Note: This post cited incorrect FCC information. Please read the following post for an update.
Ever since he became Governor, Peter Shumlin has put a high priority on providing high-speed Internet access to everyone in Vermont:
In early January 2011, Shumlin created Connect VT, “an ambitious plan to deliver broadband and cell service to every corner of Vermont,” he said soon after in his State of the State address.
His initial promises were overly optimistic; reaching every nook and cranny of a sparsely-populated, rugged state is a tough task. But in late 2013, Shumlin was able to announce that over 99% of Vermont residences had high-speed Internet.
Perhaps not. The Federal Communications Commission tells a completely different story. When you look at the FCC’s state-by-state data for broadband Internet access, Vermont ranks 49th in the nation with 80% of our people lacking broadband. Only Montana is worse, at 87%.

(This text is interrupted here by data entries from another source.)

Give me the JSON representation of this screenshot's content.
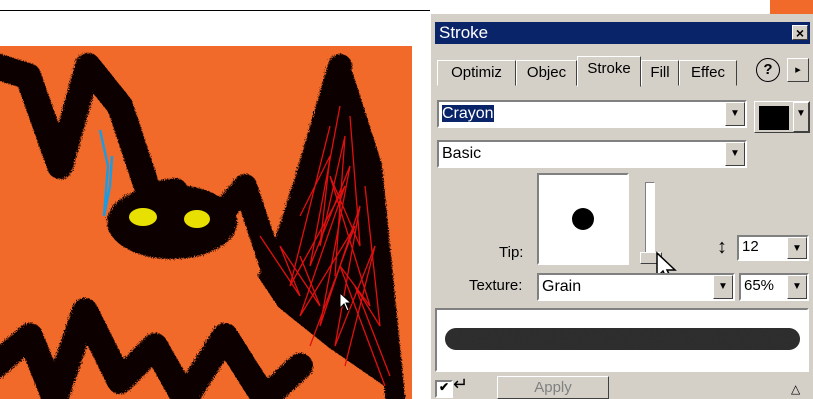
{
  "panel": {
    "title": "Stroke",
    "close_glyph": "×",
    "tabs": [
      "Optimiz",
      "Objec",
      "Stroke",
      "Fill",
      "Effec"
    ],
    "active_tab": "Stroke",
    "help_glyph": "?",
    "menu_arrow_glyph": "▸",
    "stroke_category": "Crayon",
    "stroke_type": "Basic",
    "stroke_color": "#000000",
    "tip_label": "Tip:",
    "tip_size": "12",
    "texture_label": "Texture:",
    "texture": "Grain",
    "texture_amount": "65%",
    "apply_label": "Apply",
    "dropdown_arrow": "▼",
    "resize_glyph": "↕",
    "enter_glyph": "↵",
    "check_glyph": "✔",
    "collapse_glyph": "△"
  },
  "colors": {
    "canvas_bg": "#f26a2a",
    "title_bar": "#0a246a",
    "panel_bg": "#d4d0c8",
    "accent_red": "#e01010",
    "accent_blue": "#1e9be0",
    "eye_yellow": "#e8e000"
  }
}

No other state has more than 60% unconnected, and only three others are in the 50s — Arkansas, West Virginia, and Idaho.
So how can the Governor claim 99% high-speed Internet access, while the federal government puts us at a measly 20%?
The secret is how you define “high-speed Internet access.”